• Activity
From the entries that follow, report every line in which "time" occurs.

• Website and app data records

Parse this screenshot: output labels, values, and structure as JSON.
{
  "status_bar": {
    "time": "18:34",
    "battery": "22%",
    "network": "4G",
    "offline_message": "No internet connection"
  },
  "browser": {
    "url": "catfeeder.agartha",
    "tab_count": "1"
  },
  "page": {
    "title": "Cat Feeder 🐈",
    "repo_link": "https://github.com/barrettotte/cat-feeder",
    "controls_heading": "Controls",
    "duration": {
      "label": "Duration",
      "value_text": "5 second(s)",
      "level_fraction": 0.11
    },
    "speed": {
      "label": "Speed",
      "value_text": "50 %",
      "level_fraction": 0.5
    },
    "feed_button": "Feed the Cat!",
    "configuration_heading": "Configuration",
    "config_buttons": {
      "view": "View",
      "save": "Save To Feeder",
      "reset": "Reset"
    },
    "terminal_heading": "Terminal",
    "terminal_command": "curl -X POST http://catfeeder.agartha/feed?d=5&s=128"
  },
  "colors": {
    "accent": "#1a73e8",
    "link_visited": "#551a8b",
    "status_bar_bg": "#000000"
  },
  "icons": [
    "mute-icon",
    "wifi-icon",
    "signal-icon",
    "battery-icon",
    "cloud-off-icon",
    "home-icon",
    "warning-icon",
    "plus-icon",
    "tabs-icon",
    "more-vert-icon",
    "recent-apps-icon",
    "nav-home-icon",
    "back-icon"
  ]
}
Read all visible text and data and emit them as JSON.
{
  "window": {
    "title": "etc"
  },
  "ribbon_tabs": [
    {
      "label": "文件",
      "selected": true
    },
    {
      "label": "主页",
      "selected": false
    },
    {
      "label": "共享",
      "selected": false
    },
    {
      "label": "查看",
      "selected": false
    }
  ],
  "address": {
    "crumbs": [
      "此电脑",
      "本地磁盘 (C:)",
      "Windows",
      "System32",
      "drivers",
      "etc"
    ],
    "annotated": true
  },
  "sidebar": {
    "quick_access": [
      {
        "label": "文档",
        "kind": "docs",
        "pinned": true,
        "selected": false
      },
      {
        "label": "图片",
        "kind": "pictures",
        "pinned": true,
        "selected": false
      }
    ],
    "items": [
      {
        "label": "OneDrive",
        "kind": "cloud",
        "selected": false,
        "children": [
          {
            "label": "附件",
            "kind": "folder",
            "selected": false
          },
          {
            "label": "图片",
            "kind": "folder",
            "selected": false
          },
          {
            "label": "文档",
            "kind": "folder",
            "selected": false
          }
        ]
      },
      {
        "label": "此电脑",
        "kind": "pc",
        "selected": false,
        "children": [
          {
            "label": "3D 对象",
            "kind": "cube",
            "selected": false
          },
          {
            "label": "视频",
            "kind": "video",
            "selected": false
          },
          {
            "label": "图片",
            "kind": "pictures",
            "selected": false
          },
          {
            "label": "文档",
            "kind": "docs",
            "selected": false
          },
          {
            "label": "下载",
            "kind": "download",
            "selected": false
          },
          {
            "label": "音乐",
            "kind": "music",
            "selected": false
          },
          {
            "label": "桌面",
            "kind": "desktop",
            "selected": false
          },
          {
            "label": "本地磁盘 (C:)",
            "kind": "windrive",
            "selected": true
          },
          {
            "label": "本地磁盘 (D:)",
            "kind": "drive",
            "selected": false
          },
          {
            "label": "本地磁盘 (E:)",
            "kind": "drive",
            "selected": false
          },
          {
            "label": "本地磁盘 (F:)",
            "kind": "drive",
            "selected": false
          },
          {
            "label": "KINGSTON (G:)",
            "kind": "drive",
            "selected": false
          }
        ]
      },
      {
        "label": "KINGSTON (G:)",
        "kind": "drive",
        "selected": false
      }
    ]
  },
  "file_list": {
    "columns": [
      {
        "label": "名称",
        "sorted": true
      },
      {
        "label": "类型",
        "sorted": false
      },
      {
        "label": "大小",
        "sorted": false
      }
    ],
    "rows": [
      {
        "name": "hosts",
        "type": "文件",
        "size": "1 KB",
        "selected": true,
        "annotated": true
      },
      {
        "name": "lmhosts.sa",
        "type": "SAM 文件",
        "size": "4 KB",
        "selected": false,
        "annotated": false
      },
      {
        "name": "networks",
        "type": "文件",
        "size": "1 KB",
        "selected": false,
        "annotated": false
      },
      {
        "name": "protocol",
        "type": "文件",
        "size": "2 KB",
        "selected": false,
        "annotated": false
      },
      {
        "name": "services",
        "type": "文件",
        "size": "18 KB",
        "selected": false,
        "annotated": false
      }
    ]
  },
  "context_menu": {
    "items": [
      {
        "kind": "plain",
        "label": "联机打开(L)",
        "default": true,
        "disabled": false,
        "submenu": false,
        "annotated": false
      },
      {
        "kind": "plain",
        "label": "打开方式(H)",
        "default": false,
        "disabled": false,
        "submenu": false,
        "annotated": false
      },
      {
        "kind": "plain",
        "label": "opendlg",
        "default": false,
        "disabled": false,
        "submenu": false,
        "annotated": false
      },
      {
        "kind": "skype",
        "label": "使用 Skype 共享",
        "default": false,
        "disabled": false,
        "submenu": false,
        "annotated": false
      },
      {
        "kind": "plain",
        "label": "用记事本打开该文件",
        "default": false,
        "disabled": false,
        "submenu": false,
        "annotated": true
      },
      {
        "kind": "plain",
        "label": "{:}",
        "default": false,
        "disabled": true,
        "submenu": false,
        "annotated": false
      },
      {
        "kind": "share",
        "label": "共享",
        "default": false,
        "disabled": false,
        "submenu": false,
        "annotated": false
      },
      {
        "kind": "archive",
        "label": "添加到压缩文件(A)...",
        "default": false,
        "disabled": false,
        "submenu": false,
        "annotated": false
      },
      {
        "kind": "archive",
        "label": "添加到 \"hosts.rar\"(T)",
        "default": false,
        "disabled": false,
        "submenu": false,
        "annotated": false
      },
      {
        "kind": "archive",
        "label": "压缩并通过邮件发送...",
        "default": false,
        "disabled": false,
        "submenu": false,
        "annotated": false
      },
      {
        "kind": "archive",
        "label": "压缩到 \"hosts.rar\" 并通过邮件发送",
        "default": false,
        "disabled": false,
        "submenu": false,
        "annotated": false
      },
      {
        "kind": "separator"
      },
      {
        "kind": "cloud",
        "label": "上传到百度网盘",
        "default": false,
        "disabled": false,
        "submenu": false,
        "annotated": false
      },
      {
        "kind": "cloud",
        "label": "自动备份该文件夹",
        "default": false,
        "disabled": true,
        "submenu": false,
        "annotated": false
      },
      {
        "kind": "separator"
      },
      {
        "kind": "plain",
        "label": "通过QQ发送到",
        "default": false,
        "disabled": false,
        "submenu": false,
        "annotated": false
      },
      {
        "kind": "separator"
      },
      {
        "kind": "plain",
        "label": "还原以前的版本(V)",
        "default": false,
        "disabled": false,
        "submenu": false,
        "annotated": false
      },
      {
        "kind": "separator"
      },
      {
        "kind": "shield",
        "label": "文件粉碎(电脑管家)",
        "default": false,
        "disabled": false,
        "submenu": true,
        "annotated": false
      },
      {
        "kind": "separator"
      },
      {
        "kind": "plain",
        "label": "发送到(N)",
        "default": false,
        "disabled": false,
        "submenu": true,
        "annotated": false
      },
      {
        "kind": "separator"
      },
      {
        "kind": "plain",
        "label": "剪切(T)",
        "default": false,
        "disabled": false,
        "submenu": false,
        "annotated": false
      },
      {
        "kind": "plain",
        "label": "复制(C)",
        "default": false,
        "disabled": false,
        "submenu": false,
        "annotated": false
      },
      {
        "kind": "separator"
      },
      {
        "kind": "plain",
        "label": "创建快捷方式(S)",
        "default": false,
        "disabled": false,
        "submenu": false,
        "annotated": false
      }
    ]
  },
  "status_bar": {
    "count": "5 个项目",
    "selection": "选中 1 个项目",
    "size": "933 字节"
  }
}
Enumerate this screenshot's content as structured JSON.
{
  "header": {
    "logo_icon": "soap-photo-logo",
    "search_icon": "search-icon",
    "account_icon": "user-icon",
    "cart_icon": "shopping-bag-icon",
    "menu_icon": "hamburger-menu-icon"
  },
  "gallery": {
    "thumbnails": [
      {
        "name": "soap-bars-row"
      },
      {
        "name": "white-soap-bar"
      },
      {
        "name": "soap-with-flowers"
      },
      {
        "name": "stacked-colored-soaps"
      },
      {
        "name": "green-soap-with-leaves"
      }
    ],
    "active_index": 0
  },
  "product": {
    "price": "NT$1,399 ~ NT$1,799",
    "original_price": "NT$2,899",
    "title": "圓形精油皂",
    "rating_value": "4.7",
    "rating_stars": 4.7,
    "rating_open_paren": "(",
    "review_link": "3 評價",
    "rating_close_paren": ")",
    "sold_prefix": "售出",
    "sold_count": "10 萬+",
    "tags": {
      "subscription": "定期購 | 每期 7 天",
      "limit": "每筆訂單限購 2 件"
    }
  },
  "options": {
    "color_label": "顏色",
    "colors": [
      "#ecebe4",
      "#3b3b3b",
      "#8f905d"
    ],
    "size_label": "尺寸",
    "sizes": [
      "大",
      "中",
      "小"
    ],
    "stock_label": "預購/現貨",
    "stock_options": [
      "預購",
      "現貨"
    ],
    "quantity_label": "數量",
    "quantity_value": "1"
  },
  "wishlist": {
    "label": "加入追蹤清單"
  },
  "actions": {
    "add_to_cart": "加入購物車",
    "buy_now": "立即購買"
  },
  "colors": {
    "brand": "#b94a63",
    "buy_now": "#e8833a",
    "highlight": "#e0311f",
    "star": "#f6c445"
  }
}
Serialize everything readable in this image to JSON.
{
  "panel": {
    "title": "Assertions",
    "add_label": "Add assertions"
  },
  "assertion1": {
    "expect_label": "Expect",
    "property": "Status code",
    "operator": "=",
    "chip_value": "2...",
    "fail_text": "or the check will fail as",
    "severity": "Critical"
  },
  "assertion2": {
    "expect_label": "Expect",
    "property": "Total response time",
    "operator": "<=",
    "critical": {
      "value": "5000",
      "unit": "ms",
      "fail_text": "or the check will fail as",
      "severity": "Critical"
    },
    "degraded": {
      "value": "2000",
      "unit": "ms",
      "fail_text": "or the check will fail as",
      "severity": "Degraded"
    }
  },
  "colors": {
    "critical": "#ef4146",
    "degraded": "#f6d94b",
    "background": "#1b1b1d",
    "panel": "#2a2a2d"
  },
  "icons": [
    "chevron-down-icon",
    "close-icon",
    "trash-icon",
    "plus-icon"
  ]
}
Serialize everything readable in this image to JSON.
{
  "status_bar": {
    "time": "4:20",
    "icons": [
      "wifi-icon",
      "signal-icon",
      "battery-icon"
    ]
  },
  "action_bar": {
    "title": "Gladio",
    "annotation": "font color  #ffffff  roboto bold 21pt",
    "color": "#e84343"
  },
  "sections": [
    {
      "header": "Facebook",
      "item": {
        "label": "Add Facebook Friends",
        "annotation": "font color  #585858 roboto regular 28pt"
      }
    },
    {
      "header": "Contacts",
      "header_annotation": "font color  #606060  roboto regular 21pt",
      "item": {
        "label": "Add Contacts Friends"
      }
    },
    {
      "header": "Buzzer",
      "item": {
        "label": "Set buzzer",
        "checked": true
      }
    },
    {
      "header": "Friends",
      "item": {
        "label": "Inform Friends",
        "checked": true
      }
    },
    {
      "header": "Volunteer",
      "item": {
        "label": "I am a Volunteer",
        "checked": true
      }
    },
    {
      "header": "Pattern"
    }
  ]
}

• Answer
    "time": "18:34",
    "property": "Total response time",
    "time": "4:20",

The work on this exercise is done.